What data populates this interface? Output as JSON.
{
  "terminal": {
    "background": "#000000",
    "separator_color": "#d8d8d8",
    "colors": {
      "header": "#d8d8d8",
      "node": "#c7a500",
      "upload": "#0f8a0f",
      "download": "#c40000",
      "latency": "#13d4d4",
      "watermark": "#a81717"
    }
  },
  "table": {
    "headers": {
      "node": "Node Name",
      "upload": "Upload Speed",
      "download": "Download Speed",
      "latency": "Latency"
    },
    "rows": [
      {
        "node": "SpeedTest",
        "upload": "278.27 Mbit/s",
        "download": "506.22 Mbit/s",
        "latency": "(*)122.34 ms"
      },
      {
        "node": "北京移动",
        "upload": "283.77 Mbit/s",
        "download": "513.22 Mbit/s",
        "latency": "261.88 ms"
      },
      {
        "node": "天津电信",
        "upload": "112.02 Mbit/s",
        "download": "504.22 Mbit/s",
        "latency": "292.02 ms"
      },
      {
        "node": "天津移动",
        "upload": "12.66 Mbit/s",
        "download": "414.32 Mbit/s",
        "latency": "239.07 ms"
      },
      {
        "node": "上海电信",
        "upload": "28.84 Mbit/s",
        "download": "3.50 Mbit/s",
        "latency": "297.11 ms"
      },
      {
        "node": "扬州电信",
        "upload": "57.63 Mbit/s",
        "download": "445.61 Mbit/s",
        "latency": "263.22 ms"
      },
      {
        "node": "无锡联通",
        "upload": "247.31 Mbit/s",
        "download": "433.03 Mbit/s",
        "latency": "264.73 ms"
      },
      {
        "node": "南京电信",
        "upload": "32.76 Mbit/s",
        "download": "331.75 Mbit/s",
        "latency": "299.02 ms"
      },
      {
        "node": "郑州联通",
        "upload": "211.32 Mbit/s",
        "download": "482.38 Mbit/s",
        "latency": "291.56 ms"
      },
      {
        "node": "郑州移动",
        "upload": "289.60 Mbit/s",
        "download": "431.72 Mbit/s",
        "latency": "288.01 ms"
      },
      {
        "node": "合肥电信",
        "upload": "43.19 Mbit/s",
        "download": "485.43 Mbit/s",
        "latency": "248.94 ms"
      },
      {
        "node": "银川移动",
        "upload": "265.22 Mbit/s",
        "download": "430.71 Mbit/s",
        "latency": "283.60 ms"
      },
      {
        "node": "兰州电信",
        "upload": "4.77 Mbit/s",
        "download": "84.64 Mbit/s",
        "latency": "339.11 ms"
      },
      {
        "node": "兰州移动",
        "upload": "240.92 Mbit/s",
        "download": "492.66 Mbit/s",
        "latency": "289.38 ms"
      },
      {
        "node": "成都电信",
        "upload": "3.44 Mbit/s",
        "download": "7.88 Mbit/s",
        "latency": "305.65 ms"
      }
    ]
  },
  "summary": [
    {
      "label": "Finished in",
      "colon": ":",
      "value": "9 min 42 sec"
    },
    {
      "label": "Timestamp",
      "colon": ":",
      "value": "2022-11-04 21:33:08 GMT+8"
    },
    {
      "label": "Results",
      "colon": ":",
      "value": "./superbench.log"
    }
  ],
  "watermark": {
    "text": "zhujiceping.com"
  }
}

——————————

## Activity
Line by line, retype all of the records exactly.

## Solution to this problem
What data populates this interface? Output as JSON.
{
  "terminal": {
    "background": "#000000",
    "separator_color": "#d8d8d8",
    "colors": {
      "header": "#d8d8d8",
      "node": "#c7a500",
      "upload": "#0f8a0f",
      "download": "#c40000",
      "latency": "#13d4d4",
      "watermark": "#a81717"
    }
  },
  "table": {
    "headers": {
      "node": "Node Name",
      "upload": "Upload Speed",
      "download": "Download Speed",
      "latency": "Latency"
    },
    "rows": [
      {
        "node": "SpeedTest",
        "upload": "278.27 Mbit/s",
        "download": "506.22 Mbit/s",
        "latency": "(*)122.34 ms"
      },
      {
        "node": "北京移动",
        "upload": "283.77 Mbit/s",
        "download": "513.22 Mbit/s",
        "latency": "261.88 ms"
      },
      {
        "node": "天津电信",
        "upload": "112.02 Mbit/s",
        "download": "504.22 Mbit/s",
        "latency": "292.02 ms"
      },
      {
        "node": "天津移动",
        "upload": "12.66 Mbit/s",
        "download": "414.32 Mbit/s",
        "latency": "239.07 ms"
      },
      {
        "node": "上海电信",
        "upload": "28.84 Mbit/s",
        "download": "3.50 Mbit/s",
        "latency": "297.11 ms"
      },
      {
        "node": "扬州电信",
        "upload": "57.63 Mbit/s",
        "download": "445.61 Mbit/s",
        "latency": "263.22 ms"
      },
      {
        "node": "无锡联通",
        "upload": "247.31 Mbit/s",
        "download": "433.03 Mbit/s",
        "latency": "264.73 ms"
      },
      {
        "node": "南京电信",
        "upload": "32.76 Mbit/s",
        "download": "331.75 Mbit/s",
        "latency": "299.02 ms"
      },
      {
        "node": "郑州联通",
        "upload": "211.32 Mbit/s",
        "download": "482.38 Mbit/s",
        "latency": "291.56 ms"
      },
      {
        "node": "郑州移动",
        "upload": "289.60 Mbit/s",
        "download": "431.72 Mbit/s",
        "latency": "288.01 ms"
      },
      {
        "node": "合肥电信",
        "upload": "43.19 Mbit/s",
        "download": "485.43 Mbit/s",
        "latency": "248.94 ms"
      },
      {
        "node": "银川移动",
        "upload": "265.22 Mbit/s",
        "download": "430.71 Mbit/s",
        "latency": "283.60 ms"
      },
      {
        "node": "兰州电信",
        "upload": "4.77 Mbit/s",
        "download": "84.64 Mbit/s",
        "latency": "339.11 ms"
      },
      {
        "node": "兰州移动",
        "upload": "240.92 Mbit/s",
        "download": "492.66 Mbit/s",
        "latency": "289.38 ms"
      },
      {
        "node": "成都电信",
        "upload": "3.44 Mbit/s",
        "download": "7.88 Mbit/s",
        "latency": "305.65 ms"
      }
    ]
  },
  "summary": [
    {
      "label": "Finished in",
      "colon": ":",
      "value": "9 min 42 sec"
    },
    {
      "label": "Timestamp",
      "colon": ":",
      "value": "2022-11-04 21:33:08 GMT+8"
    },
    {
      "label": "Results",
      "colon": ":",
      "value": "./superbench.log"
    }
  ],
  "watermark": {
    "text": "zhujiceping.com"
  }
}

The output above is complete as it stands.